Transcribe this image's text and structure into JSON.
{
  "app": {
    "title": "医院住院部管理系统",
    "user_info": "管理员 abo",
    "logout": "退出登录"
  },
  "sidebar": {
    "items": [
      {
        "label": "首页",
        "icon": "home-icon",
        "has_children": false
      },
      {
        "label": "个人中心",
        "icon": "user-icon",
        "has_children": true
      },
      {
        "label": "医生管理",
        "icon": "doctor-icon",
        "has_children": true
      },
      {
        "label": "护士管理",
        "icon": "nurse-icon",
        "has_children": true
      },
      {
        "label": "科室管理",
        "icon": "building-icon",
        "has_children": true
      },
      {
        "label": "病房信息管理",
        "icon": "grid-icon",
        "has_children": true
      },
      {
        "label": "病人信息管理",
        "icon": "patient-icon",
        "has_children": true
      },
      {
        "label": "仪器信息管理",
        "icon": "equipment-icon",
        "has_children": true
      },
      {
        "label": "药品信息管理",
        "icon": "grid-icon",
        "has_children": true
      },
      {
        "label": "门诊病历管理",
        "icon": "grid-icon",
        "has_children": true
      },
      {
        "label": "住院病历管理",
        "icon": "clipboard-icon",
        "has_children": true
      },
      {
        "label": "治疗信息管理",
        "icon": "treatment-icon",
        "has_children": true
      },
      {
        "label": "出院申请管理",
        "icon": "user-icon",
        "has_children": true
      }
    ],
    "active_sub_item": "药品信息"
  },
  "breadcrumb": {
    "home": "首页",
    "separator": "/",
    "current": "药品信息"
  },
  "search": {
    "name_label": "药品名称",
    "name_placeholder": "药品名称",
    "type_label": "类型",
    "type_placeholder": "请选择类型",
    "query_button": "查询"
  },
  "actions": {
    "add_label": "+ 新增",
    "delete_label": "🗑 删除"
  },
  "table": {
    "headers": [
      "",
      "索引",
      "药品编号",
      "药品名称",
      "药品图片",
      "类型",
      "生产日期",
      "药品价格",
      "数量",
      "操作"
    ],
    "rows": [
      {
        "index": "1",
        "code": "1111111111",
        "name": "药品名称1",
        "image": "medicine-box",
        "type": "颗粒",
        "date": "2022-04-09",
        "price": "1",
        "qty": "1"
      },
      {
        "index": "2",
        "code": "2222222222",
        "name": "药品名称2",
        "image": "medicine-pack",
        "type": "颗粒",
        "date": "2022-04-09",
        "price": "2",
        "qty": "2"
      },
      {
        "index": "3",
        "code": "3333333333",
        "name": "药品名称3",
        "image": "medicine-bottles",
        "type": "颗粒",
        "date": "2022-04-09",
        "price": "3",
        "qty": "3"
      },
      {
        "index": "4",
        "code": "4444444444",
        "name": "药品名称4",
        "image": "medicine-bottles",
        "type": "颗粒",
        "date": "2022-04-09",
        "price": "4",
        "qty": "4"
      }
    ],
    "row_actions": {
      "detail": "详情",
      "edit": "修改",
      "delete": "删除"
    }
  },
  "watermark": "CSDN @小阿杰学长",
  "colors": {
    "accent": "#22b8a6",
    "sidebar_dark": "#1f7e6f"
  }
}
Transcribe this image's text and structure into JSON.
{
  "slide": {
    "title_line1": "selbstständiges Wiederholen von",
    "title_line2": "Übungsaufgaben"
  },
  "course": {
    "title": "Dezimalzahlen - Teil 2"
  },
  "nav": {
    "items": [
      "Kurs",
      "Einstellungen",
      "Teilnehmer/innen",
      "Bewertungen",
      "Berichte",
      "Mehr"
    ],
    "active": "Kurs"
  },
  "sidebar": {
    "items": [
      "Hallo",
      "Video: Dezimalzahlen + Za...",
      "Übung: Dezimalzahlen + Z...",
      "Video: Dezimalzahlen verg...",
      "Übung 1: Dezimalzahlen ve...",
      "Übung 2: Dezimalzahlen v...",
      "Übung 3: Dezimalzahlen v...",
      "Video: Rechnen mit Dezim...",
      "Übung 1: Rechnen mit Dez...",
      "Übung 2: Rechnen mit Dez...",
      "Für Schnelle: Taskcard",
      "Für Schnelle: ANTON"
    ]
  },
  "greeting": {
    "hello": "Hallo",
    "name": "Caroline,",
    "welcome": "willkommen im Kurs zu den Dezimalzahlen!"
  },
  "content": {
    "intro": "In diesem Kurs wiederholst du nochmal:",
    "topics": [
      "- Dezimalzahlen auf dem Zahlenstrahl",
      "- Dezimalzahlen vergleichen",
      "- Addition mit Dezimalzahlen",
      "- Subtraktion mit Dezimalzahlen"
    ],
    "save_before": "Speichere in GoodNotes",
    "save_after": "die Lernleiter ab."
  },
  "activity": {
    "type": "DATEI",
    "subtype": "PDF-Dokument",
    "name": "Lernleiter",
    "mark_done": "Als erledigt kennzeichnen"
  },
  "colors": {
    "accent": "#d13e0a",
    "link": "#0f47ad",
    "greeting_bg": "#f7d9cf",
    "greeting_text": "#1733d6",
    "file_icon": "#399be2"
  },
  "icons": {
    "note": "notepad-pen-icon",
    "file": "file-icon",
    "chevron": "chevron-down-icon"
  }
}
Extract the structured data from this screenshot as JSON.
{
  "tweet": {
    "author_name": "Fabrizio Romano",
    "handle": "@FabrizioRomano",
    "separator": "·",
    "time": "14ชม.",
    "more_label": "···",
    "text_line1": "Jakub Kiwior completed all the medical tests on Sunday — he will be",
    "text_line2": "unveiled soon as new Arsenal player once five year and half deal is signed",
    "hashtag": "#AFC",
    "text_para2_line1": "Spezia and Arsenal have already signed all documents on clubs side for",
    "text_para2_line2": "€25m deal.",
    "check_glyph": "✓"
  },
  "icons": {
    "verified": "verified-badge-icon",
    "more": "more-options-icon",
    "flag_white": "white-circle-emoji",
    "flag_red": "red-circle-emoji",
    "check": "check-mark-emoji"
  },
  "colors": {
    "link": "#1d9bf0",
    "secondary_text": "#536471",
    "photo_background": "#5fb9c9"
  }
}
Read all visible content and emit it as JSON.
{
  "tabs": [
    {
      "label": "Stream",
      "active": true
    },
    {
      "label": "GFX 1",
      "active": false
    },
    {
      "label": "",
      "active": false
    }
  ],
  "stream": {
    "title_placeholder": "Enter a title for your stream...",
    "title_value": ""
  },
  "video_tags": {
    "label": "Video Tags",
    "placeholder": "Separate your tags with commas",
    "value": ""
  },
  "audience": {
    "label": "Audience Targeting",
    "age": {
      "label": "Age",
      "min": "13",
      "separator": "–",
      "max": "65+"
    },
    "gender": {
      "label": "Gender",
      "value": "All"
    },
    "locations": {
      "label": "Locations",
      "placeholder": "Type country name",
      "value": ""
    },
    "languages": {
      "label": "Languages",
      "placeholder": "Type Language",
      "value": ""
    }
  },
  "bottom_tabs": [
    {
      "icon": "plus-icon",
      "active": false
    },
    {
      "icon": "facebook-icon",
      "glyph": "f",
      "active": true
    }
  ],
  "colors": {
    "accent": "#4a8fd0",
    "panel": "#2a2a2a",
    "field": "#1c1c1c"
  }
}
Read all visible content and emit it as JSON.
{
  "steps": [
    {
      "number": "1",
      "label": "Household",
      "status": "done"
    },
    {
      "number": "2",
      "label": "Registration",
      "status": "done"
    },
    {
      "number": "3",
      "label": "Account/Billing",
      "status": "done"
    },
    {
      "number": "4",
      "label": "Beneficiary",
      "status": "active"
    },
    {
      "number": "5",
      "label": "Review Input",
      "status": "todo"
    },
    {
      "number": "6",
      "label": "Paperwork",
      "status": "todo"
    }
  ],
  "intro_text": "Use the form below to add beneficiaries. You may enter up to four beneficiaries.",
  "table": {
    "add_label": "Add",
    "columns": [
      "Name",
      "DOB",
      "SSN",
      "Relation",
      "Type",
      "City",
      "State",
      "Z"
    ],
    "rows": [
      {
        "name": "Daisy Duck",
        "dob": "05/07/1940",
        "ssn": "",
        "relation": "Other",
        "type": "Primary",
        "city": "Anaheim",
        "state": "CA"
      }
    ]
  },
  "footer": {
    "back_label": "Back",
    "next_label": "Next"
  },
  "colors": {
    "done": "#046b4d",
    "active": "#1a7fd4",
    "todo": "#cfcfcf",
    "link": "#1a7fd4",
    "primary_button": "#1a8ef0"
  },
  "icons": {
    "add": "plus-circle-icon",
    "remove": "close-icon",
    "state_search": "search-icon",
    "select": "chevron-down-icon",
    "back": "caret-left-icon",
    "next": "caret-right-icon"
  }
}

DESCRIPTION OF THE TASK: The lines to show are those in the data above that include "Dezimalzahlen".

EXERCISE RESPONSE:
    "title": "Dezimalzahlen - Teil 2"
      "Video: Dezimalzahlen + Za...",
      "Übung: Dezimalzahlen + Z...",
      "Video: Dezimalzahlen verg...",
      "Übung 1: Dezimalzahlen ve...",
      "Übung 2: Dezimalzahlen v...",
      "Übung 3: Dezimalzahlen v...",
    "welcome": "willkommen im Kurs zu den Dezimalzahlen!"
      "- Dezimalzahlen auf dem Zahlenstrahl",
      "- Dezimalzahlen vergleichen",
      "- Addition mit Dezimalzahlen",
      "- Subtraktion mit Dezimalzahlen"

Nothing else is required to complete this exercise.